[WHAT IS NEEDED]:
A bare count is the expected answer, namely the number of lines in the records that have the word "logo".

[LISTED ENTRIES]:

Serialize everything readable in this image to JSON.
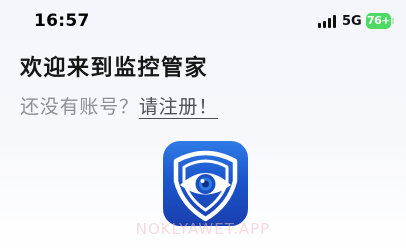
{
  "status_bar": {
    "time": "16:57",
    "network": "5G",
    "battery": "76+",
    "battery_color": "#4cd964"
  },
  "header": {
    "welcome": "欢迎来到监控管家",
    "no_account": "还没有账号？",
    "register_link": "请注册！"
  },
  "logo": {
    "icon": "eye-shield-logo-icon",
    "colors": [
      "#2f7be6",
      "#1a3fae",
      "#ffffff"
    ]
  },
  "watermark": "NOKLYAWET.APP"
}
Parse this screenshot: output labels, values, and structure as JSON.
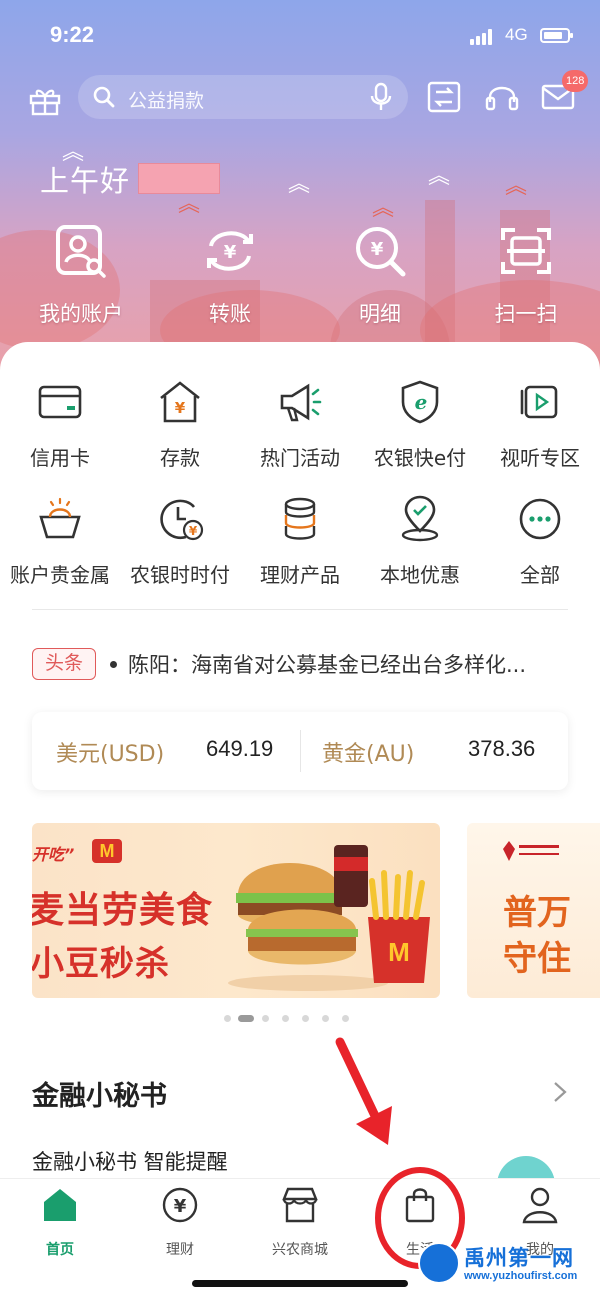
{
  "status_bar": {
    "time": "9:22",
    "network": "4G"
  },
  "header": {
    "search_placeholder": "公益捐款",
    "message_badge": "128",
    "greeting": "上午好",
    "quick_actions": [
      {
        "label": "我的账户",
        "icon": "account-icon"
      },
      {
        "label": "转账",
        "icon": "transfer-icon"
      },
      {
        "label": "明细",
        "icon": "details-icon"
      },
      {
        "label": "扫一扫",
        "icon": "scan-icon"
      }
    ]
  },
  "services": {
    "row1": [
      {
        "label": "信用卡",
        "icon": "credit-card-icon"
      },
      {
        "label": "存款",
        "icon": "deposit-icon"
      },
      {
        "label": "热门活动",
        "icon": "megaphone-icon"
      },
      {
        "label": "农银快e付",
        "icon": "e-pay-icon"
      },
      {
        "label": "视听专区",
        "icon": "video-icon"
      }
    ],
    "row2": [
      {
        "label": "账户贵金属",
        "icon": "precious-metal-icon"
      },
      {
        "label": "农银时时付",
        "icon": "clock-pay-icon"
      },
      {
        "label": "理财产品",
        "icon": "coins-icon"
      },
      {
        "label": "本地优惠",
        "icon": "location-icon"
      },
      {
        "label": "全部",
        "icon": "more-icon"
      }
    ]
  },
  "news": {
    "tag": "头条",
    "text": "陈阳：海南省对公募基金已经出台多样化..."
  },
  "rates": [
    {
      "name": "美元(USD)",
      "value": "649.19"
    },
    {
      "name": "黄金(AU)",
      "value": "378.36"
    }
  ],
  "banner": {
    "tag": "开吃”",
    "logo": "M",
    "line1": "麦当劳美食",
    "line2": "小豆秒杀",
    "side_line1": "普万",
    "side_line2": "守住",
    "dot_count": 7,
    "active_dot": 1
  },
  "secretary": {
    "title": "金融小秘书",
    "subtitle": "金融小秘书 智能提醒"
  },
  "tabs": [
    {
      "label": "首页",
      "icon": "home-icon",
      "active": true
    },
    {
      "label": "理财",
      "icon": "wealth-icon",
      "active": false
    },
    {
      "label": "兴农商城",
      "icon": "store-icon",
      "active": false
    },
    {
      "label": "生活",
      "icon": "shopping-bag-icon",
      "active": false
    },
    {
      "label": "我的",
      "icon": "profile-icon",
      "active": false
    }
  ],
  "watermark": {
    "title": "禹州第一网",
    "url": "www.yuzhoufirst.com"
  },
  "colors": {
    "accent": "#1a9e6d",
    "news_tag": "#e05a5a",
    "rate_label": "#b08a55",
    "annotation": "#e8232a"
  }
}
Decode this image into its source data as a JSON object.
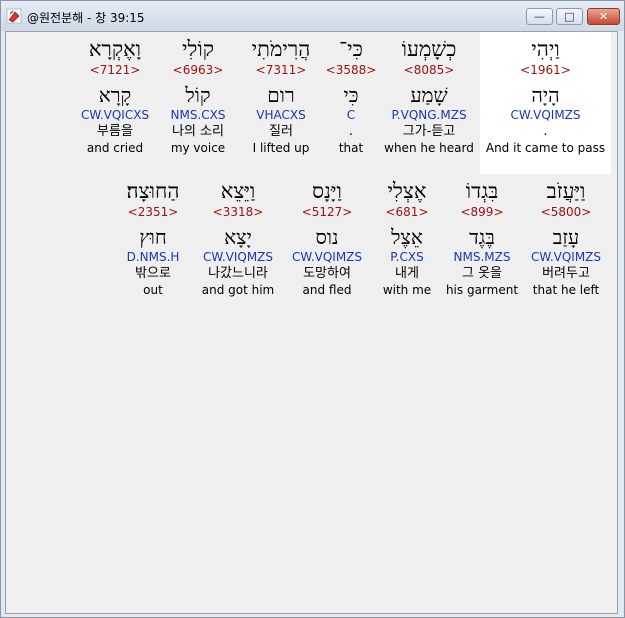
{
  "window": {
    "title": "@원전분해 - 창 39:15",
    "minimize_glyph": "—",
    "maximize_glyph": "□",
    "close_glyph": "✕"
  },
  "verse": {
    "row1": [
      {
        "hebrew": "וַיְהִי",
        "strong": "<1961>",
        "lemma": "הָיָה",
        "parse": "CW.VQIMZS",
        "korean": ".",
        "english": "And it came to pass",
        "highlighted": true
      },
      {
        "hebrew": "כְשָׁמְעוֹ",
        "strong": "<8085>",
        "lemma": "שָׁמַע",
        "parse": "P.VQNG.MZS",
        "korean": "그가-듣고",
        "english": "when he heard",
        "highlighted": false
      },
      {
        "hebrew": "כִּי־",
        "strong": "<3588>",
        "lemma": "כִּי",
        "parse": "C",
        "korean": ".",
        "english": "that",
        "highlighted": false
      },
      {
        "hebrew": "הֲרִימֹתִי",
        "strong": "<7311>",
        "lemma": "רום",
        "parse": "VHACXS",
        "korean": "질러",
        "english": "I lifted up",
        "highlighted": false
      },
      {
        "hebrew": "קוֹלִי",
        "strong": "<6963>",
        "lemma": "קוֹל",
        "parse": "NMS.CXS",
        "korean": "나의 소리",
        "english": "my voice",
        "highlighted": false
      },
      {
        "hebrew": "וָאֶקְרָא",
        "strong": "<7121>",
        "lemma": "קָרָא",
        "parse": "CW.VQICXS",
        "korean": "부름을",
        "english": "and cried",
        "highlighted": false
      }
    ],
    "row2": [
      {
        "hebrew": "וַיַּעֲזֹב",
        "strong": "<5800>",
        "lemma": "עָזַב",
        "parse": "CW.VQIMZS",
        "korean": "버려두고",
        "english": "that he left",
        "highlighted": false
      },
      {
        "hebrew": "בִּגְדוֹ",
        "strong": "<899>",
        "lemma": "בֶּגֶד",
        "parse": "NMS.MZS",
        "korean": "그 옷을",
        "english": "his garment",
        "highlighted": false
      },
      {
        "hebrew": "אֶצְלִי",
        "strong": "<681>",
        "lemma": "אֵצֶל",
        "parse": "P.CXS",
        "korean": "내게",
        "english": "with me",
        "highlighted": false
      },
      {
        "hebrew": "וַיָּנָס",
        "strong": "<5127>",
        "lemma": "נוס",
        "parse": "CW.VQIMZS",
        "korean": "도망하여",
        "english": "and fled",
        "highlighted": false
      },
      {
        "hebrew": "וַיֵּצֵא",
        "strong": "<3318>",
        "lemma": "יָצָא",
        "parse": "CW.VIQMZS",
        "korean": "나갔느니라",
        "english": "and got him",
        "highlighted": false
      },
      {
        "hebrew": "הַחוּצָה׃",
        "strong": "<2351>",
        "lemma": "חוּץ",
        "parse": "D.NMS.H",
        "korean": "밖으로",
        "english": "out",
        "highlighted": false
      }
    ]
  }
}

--

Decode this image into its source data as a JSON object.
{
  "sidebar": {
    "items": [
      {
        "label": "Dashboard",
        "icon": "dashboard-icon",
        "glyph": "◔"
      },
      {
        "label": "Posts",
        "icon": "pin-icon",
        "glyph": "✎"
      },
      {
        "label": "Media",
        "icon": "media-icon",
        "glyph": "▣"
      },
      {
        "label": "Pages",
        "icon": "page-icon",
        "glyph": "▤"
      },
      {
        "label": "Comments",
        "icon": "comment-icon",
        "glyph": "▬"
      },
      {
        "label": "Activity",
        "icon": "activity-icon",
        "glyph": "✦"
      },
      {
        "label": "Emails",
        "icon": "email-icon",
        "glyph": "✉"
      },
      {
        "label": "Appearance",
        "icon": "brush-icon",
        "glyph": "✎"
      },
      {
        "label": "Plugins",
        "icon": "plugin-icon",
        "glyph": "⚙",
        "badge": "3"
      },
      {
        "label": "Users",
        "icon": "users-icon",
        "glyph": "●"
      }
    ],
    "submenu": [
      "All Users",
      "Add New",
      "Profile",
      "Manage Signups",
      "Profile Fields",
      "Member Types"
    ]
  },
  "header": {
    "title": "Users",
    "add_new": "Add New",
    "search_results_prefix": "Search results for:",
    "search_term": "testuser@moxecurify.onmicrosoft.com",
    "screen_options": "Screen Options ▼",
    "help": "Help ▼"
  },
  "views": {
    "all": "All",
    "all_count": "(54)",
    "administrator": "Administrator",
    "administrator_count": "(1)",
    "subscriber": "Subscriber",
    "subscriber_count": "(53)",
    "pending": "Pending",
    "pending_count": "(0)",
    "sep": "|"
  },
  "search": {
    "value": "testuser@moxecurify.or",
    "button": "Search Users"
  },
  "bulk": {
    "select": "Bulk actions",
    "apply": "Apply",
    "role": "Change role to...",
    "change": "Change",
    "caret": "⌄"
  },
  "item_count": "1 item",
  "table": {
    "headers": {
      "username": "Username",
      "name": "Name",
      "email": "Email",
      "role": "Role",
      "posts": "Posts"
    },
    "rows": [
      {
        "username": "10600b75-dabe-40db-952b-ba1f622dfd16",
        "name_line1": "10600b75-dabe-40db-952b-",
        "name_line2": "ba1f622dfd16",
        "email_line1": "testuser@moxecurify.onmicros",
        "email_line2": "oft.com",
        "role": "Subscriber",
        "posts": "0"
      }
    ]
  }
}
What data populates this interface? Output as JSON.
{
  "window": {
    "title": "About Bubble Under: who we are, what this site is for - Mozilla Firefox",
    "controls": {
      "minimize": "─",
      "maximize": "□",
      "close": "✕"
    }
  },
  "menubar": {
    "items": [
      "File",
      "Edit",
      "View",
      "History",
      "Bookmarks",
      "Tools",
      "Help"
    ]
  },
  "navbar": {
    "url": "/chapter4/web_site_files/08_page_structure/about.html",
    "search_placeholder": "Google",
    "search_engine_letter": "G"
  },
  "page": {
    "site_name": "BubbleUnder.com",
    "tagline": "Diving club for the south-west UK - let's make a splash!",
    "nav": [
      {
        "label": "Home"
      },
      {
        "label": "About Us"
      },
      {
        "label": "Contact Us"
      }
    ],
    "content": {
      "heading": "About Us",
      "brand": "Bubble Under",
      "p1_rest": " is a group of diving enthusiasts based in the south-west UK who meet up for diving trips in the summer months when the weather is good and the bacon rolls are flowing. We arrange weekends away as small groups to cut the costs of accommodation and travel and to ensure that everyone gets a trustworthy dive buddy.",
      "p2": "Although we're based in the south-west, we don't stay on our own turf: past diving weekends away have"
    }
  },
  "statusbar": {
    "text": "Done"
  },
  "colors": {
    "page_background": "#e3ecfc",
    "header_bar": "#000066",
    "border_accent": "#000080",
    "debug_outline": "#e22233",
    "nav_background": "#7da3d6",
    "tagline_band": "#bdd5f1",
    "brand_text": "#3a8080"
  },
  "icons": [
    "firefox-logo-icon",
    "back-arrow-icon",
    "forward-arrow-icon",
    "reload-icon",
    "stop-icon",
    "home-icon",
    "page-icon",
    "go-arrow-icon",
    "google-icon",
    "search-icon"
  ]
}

[ANSWER BOX]:
4